I did not qualify for a Covid-19 test because my fever was low and I had not yet developed a cough at the time of my initial request. It was a time when tests were only given to those who clearly had it, rather than to those who may well have it, so I rambled along in a cloud of my private fears without benefit of medical validation but with the great benefit of two friends who were going through a similar arc of Covid-like symptoms with frequent relapses, with whom I could share stories, offer and get support. We had the additional benefit of a healer who herself had contracted the virus who could and did help tremendously. We were not alone; we were our own little Covid pod.
It was working me, changing the way I was seeing and feeling the world, each and every day I got to wake to another day. Whether it was a good day or a bad day, a bright day or relapsed day, it was another day in which each I registered a level of gratitude for the bounties of life itself, in whatever form it took on that particular day. I found myself happier than I’ve known myself in a good long while. I found the beauty that surrounded me wriggled into my tight chest to pry it open just one breath more. I looked anew at our dogs and felt as if finally, I came a little closer to learning the real language of Dog. I saw my husbands look of love and concern as a gift beyond measure. His many kind and caring acts as the most intimate love poem. I watched the new buds appearing on the bushes and trees with glassy eyes, full of fever and wonder.

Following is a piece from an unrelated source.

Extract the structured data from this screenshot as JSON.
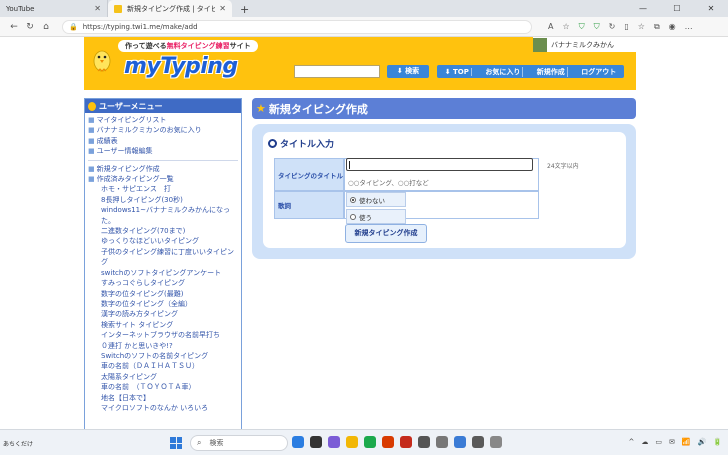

With the passing weeks (and this has been a very long 13-week haul) I came to see that my terrors were not only a resistance to my own death, which they surely were, but something else as well. My ardent NOT YET was also an expression of my desire to re-engage and participate with life itself. It was also a testament of the deepest level of appreciation for life itself. The whole big messy, imperfect, profoundly scary, often senselessly cruel and violent life that is ours at this junction of Earth’s history and herstory.
Maybe it’s too early to tell how this will integrate into a lived life, since this time out of time has altered the landscape of most of our lives, but it could be that my practice has also shifted. Rather than attempting to secure a good end by practicing endings, I rather suspect that this re-engagement, this falling in love with life again, will continue to be my deepest ally when it is time to let go into death. Whenever that time may be for me.
With love to you all,
P.S. Since writing this piece I took an antibody test for SARS-Covid-2 that came back negative. Time may tell if that particular test was accurate or if the strain of virus tested was indeed the one running through my body. Time will tell if all people who get Covid-19 develop antibodies or even how long those antibodies are in play. At this point, it remains a mystery like so much surrounding this novel virus. The gems that have arisen out of this illness however are invaluable and immediate, as is my marvel at my body’s brilliance as week by week, I continue to heal.
at any moment
it may all collapse
the economy, icebergs, fragile peace
best be ready, I practice endings
write my memorial poem
prepare my husband’s eulogy
even as he sits beside me
reading, full bodied, content.
all this dwelling
on the utter beauty
of a trillion snowflakes
blown from their nighttime perch
caught by dawn’s first orange
the luxury of an empty day unfurling
a carpet to ride or lounge upon
like a cat
the shadows of the deer moving
over the white field at full moon
I could go on, and on
tell me, how else can we open our eyes
but by knowing that soon enough
they will close.